Why are you here?
Not just, why are you wherever you happen to be, reading this book on this particular day? But why are you—the individual you are—on this earth? Why do you exist? Why do you not exist? What’s your purpose? What is going to bring you the most joy, peace, and satisfaction in the blip of time you’ve got here with the rest of us before you head on?
There may be times—huge chunks of time, even years—during which we think we can dismiss that question, or that the answer seems too obvious for comment. Perhaps life keeps us too busy to think about it, or perhaps we purposefully avoid it. But most of us have to face the question at some point, because life has a habit of forcing us to do so.
Several years ago, I was sitting at the dentist’s office, waiting for a routine appointment. For some reason that day, I was thinking about life’s meaning and faith and such matters and was at a point of throwing up my hands, in a relatively cheerful kind of way, at the complexity of it all. Maybe it didn’t all need to be so complex. Maybe I should stop worrying, be happy, live and let live, and not stress so much about the big questions. Maybe I shouldn’t even worry so much about the spiritual stuff, with all of those hints of “sacrifice.” Life is good. Why not enjoy it?

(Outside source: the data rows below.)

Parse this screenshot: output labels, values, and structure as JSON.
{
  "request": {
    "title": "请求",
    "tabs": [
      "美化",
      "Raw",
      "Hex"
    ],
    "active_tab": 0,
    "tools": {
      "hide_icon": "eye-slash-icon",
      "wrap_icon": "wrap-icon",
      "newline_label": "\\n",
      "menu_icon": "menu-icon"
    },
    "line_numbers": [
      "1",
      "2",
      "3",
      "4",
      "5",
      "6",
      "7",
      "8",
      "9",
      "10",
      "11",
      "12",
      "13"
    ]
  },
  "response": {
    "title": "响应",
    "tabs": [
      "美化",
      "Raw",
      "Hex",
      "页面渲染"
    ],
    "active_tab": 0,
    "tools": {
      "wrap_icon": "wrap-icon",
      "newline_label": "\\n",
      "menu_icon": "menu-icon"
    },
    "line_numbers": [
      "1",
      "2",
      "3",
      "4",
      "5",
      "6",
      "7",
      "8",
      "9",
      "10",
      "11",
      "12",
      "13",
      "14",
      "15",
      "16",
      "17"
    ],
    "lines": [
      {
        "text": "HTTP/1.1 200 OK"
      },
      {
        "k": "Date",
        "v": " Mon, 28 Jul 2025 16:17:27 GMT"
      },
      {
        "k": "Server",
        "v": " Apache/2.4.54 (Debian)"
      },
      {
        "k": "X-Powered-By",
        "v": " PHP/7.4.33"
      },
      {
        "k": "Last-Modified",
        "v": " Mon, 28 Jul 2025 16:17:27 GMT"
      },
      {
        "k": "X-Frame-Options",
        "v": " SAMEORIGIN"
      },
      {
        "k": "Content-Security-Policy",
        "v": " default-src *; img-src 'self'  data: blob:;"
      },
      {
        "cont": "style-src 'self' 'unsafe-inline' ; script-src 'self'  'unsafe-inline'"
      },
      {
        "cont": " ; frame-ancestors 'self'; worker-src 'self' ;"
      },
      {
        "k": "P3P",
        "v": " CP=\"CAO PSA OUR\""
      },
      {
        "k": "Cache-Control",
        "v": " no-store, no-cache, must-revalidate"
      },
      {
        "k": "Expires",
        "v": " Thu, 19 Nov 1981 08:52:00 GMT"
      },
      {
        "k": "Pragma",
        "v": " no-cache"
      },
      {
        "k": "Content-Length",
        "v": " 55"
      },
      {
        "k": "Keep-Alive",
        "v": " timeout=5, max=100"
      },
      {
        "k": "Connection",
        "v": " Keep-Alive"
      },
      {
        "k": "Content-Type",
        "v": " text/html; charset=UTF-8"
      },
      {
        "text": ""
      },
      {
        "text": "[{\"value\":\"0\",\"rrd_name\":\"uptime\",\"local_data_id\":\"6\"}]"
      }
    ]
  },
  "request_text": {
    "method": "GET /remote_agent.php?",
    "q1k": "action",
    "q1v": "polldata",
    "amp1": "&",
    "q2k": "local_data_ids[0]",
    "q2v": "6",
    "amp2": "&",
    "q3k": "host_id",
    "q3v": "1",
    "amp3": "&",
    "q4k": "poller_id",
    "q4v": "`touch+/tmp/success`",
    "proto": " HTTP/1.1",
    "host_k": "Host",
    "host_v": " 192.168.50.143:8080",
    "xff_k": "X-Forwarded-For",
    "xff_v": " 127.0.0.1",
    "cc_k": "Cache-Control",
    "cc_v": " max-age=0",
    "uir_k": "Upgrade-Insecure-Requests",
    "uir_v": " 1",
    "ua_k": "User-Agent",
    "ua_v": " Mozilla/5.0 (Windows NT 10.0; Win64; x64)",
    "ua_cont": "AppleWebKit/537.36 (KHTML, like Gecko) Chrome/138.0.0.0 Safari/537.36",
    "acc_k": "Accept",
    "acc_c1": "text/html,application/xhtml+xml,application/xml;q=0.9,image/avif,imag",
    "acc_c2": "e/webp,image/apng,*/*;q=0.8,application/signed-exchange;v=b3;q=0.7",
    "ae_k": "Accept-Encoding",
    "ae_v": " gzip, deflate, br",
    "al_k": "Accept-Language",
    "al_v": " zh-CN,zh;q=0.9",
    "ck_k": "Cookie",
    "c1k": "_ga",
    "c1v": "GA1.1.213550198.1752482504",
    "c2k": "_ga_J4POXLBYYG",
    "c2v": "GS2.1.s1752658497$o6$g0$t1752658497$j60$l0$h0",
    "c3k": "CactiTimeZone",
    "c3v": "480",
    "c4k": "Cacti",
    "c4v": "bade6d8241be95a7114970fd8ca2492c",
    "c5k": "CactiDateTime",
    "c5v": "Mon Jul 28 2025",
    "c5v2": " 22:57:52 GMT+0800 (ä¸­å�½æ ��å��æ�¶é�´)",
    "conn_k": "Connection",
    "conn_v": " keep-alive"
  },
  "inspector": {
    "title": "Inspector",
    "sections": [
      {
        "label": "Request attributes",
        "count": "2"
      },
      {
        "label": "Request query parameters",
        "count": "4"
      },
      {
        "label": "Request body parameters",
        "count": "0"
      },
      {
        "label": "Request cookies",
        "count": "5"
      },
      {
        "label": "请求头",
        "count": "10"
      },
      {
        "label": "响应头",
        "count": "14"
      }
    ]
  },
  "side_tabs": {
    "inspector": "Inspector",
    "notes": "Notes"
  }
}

Then a woman rushed in, announced herself at the reception desk, and was told that her appointment was actually the following week. Frazzled, she breathlessly said, in a torrent of words, “Oh, I’m sorry. I was nine months pregnant, then last week the baby just died. I’m not really thinking straight.” And she rushed out. Like a heavy, damp cloud, the big picture rushed back in, and the questions reasserted themselves again, loudly, like an unexpected late summer storm.